Below are some entries; set them all down exactly.

__Interface dataset entries__.
=== Begin Enclosure ===

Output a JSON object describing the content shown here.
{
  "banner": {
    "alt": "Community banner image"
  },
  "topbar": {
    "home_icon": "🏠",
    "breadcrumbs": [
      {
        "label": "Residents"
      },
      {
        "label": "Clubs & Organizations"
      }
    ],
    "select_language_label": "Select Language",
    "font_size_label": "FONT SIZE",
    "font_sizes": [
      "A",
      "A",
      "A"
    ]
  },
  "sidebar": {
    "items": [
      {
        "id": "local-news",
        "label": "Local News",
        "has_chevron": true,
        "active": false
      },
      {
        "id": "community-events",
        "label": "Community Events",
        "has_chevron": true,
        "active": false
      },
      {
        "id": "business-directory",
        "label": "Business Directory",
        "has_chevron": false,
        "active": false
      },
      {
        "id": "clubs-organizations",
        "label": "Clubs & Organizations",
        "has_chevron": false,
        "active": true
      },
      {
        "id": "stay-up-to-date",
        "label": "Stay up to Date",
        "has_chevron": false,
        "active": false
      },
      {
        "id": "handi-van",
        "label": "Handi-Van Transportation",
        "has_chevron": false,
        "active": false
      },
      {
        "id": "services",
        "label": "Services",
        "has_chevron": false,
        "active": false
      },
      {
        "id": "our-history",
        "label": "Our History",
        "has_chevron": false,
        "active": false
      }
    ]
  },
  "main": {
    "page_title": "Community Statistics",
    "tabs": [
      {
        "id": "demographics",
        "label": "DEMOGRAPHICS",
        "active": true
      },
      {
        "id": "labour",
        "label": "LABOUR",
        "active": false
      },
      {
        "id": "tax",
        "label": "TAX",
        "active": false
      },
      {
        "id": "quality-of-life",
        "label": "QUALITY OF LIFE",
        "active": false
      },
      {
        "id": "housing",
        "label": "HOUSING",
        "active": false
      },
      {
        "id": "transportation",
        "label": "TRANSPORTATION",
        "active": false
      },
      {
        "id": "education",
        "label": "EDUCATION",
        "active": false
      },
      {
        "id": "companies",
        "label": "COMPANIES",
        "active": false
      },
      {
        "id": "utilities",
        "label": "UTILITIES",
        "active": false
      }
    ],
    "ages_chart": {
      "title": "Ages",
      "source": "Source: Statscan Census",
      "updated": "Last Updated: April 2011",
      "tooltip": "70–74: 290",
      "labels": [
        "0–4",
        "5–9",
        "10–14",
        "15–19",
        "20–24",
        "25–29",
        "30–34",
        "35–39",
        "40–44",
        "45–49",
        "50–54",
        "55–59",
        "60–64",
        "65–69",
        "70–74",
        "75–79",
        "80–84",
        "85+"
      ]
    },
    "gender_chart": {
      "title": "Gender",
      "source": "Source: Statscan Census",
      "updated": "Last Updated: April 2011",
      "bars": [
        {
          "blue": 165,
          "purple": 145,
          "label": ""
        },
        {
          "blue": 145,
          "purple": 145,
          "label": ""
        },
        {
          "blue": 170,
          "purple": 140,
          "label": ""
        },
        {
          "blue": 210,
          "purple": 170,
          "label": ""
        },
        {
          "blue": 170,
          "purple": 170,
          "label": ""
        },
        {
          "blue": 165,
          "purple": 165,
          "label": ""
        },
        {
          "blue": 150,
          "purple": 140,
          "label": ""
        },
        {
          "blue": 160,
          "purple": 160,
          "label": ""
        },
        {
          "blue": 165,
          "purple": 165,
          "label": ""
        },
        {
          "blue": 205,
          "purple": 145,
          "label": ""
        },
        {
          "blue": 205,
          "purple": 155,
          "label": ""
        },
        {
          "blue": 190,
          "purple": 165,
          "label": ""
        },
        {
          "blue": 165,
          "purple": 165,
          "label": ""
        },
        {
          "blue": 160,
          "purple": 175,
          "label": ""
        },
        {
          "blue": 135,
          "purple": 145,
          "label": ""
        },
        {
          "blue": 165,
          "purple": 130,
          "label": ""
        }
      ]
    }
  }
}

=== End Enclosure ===

__Finished exercise__.
Output a JSON object describing the content shown here.
{
  "banner": {
    "alt": "Community banner image"
  },
  "topbar": {
    "home_icon": "🏠",
    "breadcrumbs": [
      {
        "label": "Residents"
      },
      {
        "label": "Clubs & Organizations"
      }
    ],
    "select_language_label": "Select Language",
    "font_size_label": "FONT SIZE",
    "font_sizes": [
      "A",
      "A",
      "A"
    ]
  },
  "sidebar": {
    "items": [
      {
        "id": "local-news",
        "label": "Local News",
        "has_chevron": true,
        "active": false
      },
      {
        "id": "community-events",
        "label": "Community Events",
        "has_chevron": true,
        "active": false
      },
      {
        "id": "business-directory",
        "label": "Business Directory",
        "has_chevron": false,
        "active": false
      },
      {
        "id": "clubs-organizations",
        "label": "Clubs & Organizations",
        "has_chevron": false,
        "active": true
      },
      {
        "id": "stay-up-to-date",
        "label": "Stay up to Date",
        "has_chevron": false,
        "active": false
      },
      {
        "id": "handi-van",
        "label": "Handi-Van Transportation",
        "has_chevron": false,
        "active": false
      },
      {
        "id": "services",
        "label": "Services",
        "has_chevron": false,
        "active": false
      },
      {
        "id": "our-history",
        "label": "Our History",
        "has_chevron": false,
        "active": false
      }
    ]
  },
  "main": {
    "page_title": "Community Statistics",
    "tabs": [
      {
        "id": "demographics",
        "label": "DEMOGRAPHICS",
        "active": true
      },
      {
        "id": "labour",
        "label": "LABOUR",
        "active": false
      },
      {
        "id": "tax",
        "label": "TAX",
        "active": false
      },
      {
        "id": "quality-of-life",
        "label": "QUALITY OF LIFE",
        "active": false
      },
      {
        "id": "housing",
        "label": "HOUSING",
        "active": false
      },
      {
        "id": "transportation",
        "label": "TRANSPORTATION",
        "active": false
      },
      {
        "id": "education",
        "label": "EDUCATION",
        "active": false
      },
      {
        "id": "companies",
        "label": "COMPANIES",
        "active": false
      },
      {
        "id": "utilities",
        "label": "UTILITIES",
        "active": false
      }
    ],
    "ages_chart": {
      "title": "Ages",
      "source": "Source: Statscan Census",
      "updated": "Last Updated: April 2011",
      "tooltip": "70–74: 290",
      "labels": [
        "0–4",
        "5–9",
        "10–14",
        "15–19",
        "20–24",
        "25–29",
        "30–34",
        "35–39",
        "40–44",
        "45–49",
        "50–54",
        "55–59",
        "60–64",
        "65–69",
        "70–74",
        "75–79",
        "80–84",
        "85+"
      ]
    },
    "gender_chart": {
      "title": "Gender",
      "source": "Source: Statscan Census",
      "updated": "Last Updated: April 2011",
      "bars": [
        {
          "blue": 165,
          "purple": 145,
          "label": ""
        },
        {
          "blue": 145,
          "purple": 145,
          "label": ""
        },
        {
          "blue": 170,
          "purple": 140,
          "label": ""
        },
        {
          "blue": 210,
          "purple": 170,
          "label": ""
        },
        {
          "blue": 170,
          "purple": 170,
          "label": ""
        },
        {
          "blue": 165,
          "purple": 165,
          "label": ""
        },
        {
          "blue": 150,
          "purple": 140,
          "label": ""
        },
        {
          "blue": 160,
          "purple": 160,
          "label": ""
        },
        {
          "blue": 165,
          "purple": 165,
          "label": ""
        },
        {
          "blue": 205,
          "purple": 145,
          "label": ""
        },
        {
          "blue": 205,
          "purple": 155,
          "label": ""
        },
        {
          "blue": 190,
          "purple": 165,
          "label": ""
        },
        {
          "blue": 165,
          "purple": 165,
          "label": ""
        },
        {
          "blue": 160,
          "purple": 175,
          "label": ""
        },
        {
          "blue": 135,
          "purple": 145,
          "label": ""
        },
        {
          "blue": 165,
          "purple": 130,
          "label": ""
        }
      ]
    }
  }
}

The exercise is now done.